== Records for the task

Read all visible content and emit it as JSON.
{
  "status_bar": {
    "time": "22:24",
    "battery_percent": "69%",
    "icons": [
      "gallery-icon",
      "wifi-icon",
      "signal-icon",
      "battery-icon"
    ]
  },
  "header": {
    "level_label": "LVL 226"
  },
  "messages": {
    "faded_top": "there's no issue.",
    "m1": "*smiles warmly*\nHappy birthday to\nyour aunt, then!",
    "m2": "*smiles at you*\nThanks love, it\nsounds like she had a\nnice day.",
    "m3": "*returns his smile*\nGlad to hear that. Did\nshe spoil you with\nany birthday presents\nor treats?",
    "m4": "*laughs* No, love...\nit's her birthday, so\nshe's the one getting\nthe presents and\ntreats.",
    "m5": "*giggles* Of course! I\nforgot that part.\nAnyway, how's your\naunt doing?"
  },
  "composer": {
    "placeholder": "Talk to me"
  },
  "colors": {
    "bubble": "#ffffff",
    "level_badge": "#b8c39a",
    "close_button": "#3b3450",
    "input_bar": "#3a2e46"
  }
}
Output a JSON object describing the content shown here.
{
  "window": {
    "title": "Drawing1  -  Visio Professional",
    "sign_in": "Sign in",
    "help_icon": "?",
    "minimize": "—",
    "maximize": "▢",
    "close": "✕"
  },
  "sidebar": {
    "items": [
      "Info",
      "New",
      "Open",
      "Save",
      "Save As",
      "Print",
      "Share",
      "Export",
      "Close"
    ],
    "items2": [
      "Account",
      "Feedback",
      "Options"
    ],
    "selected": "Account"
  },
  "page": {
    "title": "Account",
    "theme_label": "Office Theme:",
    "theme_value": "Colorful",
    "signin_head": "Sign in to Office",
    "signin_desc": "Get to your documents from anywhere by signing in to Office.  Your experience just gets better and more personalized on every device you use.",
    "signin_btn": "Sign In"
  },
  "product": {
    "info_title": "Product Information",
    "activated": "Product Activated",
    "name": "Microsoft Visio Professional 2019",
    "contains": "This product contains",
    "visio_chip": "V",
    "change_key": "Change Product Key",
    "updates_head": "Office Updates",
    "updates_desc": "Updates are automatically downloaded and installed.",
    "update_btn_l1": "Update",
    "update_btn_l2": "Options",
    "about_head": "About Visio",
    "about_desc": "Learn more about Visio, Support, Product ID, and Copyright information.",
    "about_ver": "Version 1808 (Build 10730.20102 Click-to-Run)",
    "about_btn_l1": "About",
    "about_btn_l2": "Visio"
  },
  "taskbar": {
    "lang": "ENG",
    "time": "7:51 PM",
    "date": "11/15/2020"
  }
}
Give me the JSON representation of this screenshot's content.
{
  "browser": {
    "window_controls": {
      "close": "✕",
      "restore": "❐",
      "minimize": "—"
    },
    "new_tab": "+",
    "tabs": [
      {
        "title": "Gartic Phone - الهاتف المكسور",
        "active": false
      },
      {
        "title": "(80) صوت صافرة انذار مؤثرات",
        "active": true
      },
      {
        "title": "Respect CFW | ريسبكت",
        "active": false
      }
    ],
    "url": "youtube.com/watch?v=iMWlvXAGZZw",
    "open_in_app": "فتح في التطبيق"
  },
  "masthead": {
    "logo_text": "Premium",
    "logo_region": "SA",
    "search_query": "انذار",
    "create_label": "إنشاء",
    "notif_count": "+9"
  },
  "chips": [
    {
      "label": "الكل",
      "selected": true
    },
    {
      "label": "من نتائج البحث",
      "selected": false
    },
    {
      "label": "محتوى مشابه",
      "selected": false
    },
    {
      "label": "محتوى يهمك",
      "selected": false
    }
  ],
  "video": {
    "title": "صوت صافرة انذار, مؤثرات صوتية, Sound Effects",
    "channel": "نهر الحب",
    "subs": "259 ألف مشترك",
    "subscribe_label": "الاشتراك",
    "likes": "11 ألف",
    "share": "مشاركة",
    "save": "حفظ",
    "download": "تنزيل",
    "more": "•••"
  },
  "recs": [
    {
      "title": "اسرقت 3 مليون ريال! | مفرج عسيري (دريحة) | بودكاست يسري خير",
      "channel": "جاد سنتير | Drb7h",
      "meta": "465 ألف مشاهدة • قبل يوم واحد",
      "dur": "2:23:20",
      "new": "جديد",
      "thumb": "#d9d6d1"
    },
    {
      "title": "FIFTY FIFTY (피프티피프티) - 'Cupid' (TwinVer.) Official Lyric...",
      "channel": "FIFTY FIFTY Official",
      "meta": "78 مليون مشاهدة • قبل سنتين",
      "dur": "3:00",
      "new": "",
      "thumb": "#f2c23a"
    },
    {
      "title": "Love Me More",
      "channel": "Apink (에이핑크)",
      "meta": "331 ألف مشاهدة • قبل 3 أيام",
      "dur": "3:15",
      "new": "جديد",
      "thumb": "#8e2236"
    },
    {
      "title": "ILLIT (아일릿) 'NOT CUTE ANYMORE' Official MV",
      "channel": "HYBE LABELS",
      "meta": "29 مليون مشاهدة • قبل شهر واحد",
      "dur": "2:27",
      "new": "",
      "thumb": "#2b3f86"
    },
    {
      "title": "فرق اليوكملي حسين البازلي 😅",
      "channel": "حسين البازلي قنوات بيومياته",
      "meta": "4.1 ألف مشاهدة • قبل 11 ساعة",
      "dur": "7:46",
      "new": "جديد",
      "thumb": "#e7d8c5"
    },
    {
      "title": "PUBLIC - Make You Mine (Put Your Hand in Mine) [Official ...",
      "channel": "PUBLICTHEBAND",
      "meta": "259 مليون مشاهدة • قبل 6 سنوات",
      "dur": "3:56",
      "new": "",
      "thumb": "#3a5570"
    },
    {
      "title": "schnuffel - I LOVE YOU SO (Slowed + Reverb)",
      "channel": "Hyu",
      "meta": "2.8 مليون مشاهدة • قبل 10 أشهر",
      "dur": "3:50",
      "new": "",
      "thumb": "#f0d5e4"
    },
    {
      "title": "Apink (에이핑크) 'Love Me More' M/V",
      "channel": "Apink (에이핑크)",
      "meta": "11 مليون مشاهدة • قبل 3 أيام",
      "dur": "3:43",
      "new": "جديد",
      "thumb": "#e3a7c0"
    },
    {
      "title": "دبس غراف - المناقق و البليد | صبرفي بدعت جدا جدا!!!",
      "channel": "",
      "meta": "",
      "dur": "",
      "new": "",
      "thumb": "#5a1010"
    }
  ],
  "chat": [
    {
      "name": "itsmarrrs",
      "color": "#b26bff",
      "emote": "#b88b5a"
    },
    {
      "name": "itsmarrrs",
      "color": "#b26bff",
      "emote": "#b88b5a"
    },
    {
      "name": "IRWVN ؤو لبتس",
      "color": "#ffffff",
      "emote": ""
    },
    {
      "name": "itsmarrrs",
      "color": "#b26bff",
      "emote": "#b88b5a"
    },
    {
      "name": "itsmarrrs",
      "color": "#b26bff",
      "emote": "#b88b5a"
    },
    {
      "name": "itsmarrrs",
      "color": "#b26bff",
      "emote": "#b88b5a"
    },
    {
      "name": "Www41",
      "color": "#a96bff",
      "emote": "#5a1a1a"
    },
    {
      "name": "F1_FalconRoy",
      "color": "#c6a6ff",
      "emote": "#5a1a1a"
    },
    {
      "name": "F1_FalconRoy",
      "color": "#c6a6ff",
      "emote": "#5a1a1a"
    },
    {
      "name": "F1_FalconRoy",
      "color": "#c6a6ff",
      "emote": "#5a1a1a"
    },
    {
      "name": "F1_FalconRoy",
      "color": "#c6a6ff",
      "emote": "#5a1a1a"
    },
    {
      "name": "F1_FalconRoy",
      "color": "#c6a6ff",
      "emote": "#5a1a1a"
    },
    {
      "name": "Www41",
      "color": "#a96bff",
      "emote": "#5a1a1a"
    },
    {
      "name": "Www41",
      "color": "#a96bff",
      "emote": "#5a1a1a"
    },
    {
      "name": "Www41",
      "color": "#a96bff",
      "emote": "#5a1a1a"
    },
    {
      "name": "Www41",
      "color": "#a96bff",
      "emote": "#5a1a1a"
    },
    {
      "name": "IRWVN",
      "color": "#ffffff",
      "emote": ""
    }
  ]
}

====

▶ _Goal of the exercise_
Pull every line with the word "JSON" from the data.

▶ _Solution below_
Read all visible content and emit it as JSON.
Output a JSON object describing the content shown here.
Give me the JSON representation of this screenshot's content.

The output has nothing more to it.